Top 5 Myths about Lyme Disease In PetsTall grasses and shrubs protect you from the scorching sun in your backyard oasis, but what lurks within the vegetation? Hiding under leaves and crawling up long grass and brush stems is an eight-legged menace—a tick. We most commonly see black-legged ticks, American dog ticks, lone star ticks, and brown dog ticks. According to the Companion Animal Parasite Council, Texas is a hotspot for ehrlichiosis, a common tick-borne disease in the south. Lyme disease is also slowly spreading, because its carrier covers a wider hunting ground. Many misconceptions surround ticks and Lyme disease, the most common disease they spread, so let’s clear up a few untruths.
Myth: All ticks carry Lyme disease.
Truth: Most people think of Lyme disease when they think of ticks. While the disease is one of the most common tick-borne illnesses, only black-legged ticks (commonly known as deer ticks) carry the bacterium that causes Lyme disease. The black-legged tick spreads Lyme throughout the northeastern, Mid-Atlantic, and north-central United States. On the Pacific coast, the western black-legged tick spreads the disease. In our area, the deer tick is responsible for spreading Lyme disease.
Myth: Lyme disease causes a bullseye rash in pets, too.
Truth: In pets, Lyme disease rarely causes the standard bullseye rash associated with tick-borne illnesses. The common signs you’ll see if your pet has contracted Lyme disease include:
- Lameness, with possible shifting from leg to leg
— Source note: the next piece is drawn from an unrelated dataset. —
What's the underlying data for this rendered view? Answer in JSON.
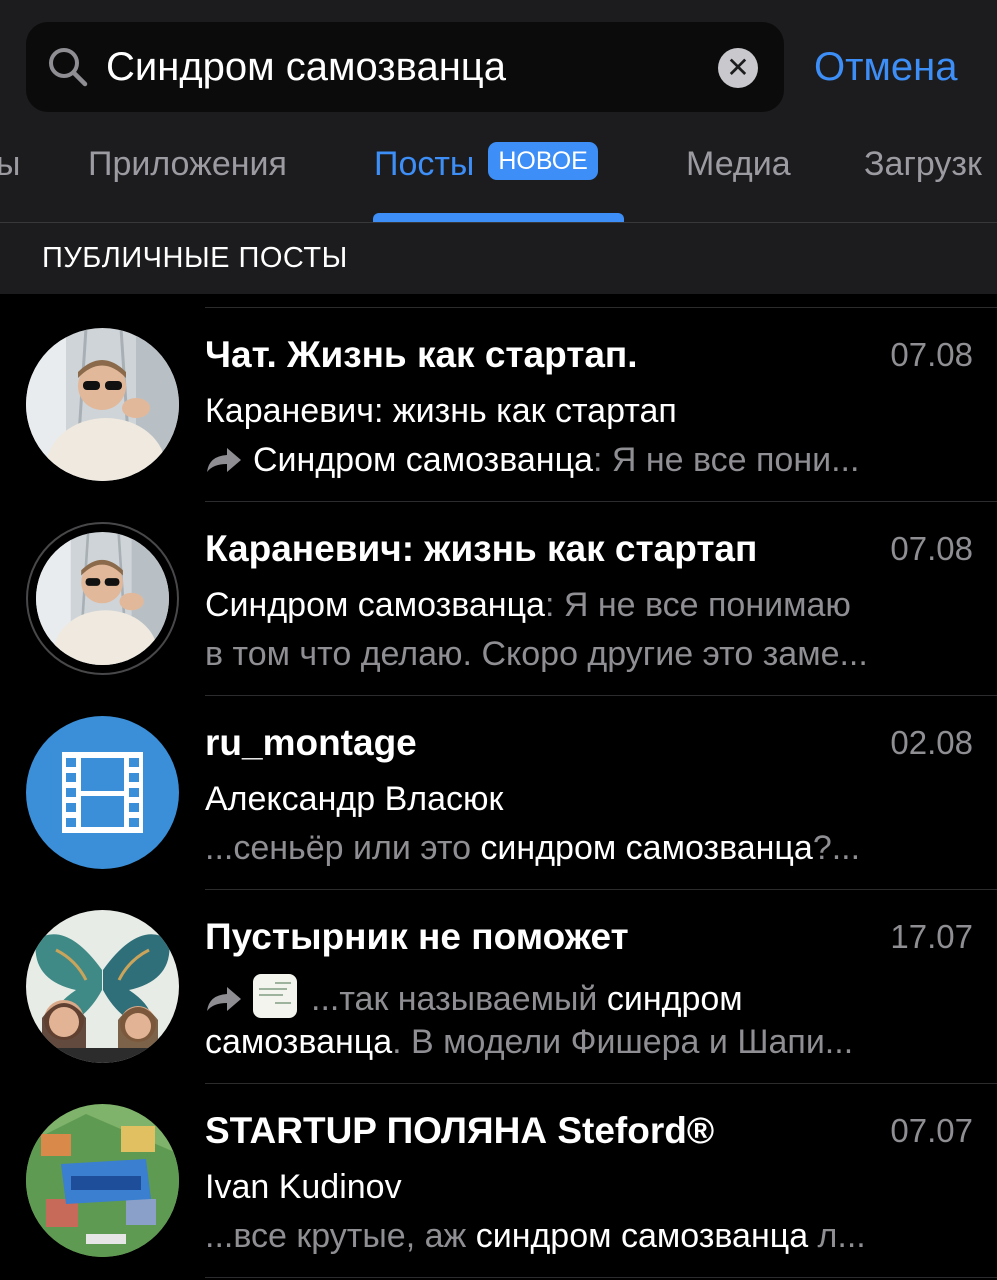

- Swollen, painful joints
- Loss of appetite
- Swollen lymph nodes
Myth: Cats can get Lyme disease as easily as dogs.
Truth: Even cats who spend much of their time outdoors and have a higher tick exposure rarely become infected with Lyme disease. That does not mean we can forget tick prevention for our feline friends. Ticks transmit other diseases, and cats can carry ticks into your home where they can infect others.
Myth: Lyme disease is not a serious concern.
Truth: While standard Lyme disease is a frustrating, chronic issue whose flare-ups can be difficult to manage, it’s not usually fatal. However, Lyme disease can result in permanent damage to the kidneys that, if not caught early, leads to the progression of kidney disease. This manifestation of the disease can be clinically silent. Routine monitoring of urine to look for evidence of damage is essential. When early signs do occur, they include lethargy and increased thirst and urination.
Myth: Ticks transmit disease as soon as they bite.
Truth: Unlike mosquitoes, which transmit immature heartworms immediately when they bite, ticks take hours to transmit rickettsial diseases, depending on the disease organism. Lyme disease transmission can take 48 hours. Early detection is critical to prevent the spread of disease, so check your pet regularly for ticks.Does the thought of your pet contracting Lyme disease concern you? Be sure to ask your family veterinarian about year-round tick and flea protection. If your pet contracts a tick-borne illness and your veterinarian recommends specialty care, call our hospital.